(Stored records)
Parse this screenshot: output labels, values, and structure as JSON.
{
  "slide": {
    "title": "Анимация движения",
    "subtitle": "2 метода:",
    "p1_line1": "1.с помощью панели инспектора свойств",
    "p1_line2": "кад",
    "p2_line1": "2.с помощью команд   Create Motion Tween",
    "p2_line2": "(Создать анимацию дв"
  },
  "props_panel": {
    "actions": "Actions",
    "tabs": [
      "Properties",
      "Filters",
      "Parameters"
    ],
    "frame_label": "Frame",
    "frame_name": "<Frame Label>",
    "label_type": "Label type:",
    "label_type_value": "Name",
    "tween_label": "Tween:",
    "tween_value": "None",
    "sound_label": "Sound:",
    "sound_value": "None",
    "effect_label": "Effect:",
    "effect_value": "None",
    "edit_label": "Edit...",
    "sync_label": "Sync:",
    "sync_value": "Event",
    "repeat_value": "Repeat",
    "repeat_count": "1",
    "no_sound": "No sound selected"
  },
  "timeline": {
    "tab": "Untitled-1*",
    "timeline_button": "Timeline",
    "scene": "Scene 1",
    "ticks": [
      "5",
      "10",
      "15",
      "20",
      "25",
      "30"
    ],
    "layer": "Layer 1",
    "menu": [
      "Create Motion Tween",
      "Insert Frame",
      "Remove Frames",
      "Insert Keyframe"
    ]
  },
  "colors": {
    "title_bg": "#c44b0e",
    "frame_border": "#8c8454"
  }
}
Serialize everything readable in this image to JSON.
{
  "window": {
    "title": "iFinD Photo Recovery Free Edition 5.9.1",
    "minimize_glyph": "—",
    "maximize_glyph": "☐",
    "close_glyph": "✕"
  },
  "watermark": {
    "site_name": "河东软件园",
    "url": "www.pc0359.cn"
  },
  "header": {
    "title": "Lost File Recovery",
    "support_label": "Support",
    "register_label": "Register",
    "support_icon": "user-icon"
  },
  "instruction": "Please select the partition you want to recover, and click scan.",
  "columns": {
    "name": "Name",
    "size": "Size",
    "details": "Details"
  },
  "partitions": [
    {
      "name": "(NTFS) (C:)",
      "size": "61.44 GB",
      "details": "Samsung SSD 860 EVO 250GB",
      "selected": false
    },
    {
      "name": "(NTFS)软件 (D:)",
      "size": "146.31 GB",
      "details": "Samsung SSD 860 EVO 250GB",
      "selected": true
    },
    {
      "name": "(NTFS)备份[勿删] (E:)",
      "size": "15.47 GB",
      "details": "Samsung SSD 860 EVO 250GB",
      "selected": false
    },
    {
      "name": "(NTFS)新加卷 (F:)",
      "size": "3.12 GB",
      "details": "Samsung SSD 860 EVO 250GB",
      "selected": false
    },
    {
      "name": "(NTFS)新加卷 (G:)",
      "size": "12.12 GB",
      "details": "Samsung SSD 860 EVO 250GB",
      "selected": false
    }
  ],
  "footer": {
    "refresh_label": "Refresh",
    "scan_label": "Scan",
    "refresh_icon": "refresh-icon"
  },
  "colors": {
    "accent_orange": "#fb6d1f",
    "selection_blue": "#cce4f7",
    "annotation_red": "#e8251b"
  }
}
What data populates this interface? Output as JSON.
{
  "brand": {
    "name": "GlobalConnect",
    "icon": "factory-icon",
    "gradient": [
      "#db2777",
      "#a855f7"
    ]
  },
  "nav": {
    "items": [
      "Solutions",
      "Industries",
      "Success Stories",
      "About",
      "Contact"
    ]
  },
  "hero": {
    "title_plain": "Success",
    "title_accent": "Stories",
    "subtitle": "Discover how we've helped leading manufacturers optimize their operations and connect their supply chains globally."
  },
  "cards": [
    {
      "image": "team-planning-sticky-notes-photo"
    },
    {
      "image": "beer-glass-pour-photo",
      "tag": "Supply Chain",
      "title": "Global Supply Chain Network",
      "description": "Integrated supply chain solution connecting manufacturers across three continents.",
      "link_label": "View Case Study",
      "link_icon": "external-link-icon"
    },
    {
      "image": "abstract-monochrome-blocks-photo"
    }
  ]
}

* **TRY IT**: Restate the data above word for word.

* **TASK ANSWER**:
Parse this screenshot: output labels, values, and structure as JSON.
{
  "slide": {
    "title": "Анимация движения",
    "subtitle": "2 метода:",
    "p1_line1": "1.с помощью панели инспектора свойств",
    "p1_line2": "кад",
    "p2_line1": "2.с помощью команд   Create Motion Tween",
    "p2_line2": "(Создать анимацию дв"
  },
  "props_panel": {
    "actions": "Actions",
    "tabs": [
      "Properties",
      "Filters",
      "Parameters"
    ],
    "frame_label": "Frame",
    "frame_name": "<Frame Label>",
    "label_type": "Label type:",
    "label_type_value": "Name",
    "tween_label": "Tween:",
    "tween_value": "None",
    "sound_label": "Sound:",
    "sound_value": "None",
    "effect_label": "Effect:",
    "effect_value": "None",
    "edit_label": "Edit...",
    "sync_label": "Sync:",
    "sync_value": "Event",
    "repeat_value": "Repeat",
    "repeat_count": "1",
    "no_sound": "No sound selected"
  },
  "timeline": {
    "tab": "Untitled-1*",
    "timeline_button": "Timeline",
    "scene": "Scene 1",
    "ticks": [
      "5",
      "10",
      "15",
      "20",
      "25",
      "30"
    ],
    "layer": "Layer 1",
    "menu": [
      "Create Motion Tween",
      "Insert Frame",
      "Remove Frames",
      "Insert Keyframe"
    ]
  },
  "colors": {
    "title_bg": "#c44b0e",
    "frame_border": "#8c8454"
  }
}
Serialize everything readable in this image to JSON.
{
  "window": {
    "title": "iFinD Photo Recovery Free Edition 5.9.1",
    "minimize_glyph": "—",
    "maximize_glyph": "☐",
    "close_glyph": "✕"
  },
  "watermark": {
    "site_name": "河东软件园",
    "url": "www.pc0359.cn"
  },
  "header": {
    "title": "Lost File Recovery",
    "support_label": "Support",
    "register_label": "Register",
    "support_icon": "user-icon"
  },
  "instruction": "Please select the partition you want to recover, and click scan.",
  "columns": {
    "name": "Name",
    "size": "Size",
    "details": "Details"
  },
  "partitions": [
    {
      "name": "(NTFS) (C:)",
      "size": "61.44 GB",
      "details": "Samsung SSD 860 EVO 250GB",
      "selected": false
    },
    {
      "name": "(NTFS)软件 (D:)",
      "size": "146.31 GB",
      "details": "Samsung SSD 860 EVO 250GB",
      "selected": true
    },
    {
      "name": "(NTFS)备份[勿删] (E:)",
      "size": "15.47 GB",
      "details": "Samsung SSD 860 EVO 250GB",
      "selected": false
    },
    {
      "name": "(NTFS)新加卷 (F:)",
      "size": "3.12 GB",
      "details": "Samsung SSD 860 EVO 250GB",
      "selected": false
    },
    {
      "name": "(NTFS)新加卷 (G:)",
      "size": "12.12 GB",
      "details": "Samsung SSD 860 EVO 250GB",
      "selected": false
    }
  ],
  "footer": {
    "refresh_label": "Refresh",
    "scan_label": "Scan",
    "refresh_icon": "refresh-icon"
  },
  "colors": {
    "accent_orange": "#fb6d1f",
    "selection_blue": "#cce4f7",
    "annotation_red": "#e8251b"
  }
}
What data populates this interface? Output as JSON.
{
  "brand": {
    "name": "GlobalConnect",
    "icon": "factory-icon",
    "gradient": [
      "#db2777",
      "#a855f7"
    ]
  },
  "nav": {
    "items": [
      "Solutions",
      "Industries",
      "Success Stories",
      "About",
      "Contact"
    ]
  },
  "hero": {
    "title_plain": "Success",
    "title_accent": "Stories",
    "subtitle": "Discover how we've helped leading manufacturers optimize their operations and connect their supply chains globally."
  },
  "cards": [
    {
      "image": "team-planning-sticky-notes-photo"
    },
    {
      "image": "beer-glass-pour-photo",
      "tag": "Supply Chain",
      "title": "Global Supply Chain Network",
      "description": "Integrated supply chain solution connecting manufacturers across three continents.",
      "link_label": "View Case Study",
      "link_icon": "external-link-icon"
    },
    {
      "image": "abstract-monochrome-blocks-photo"
    }
  ]
}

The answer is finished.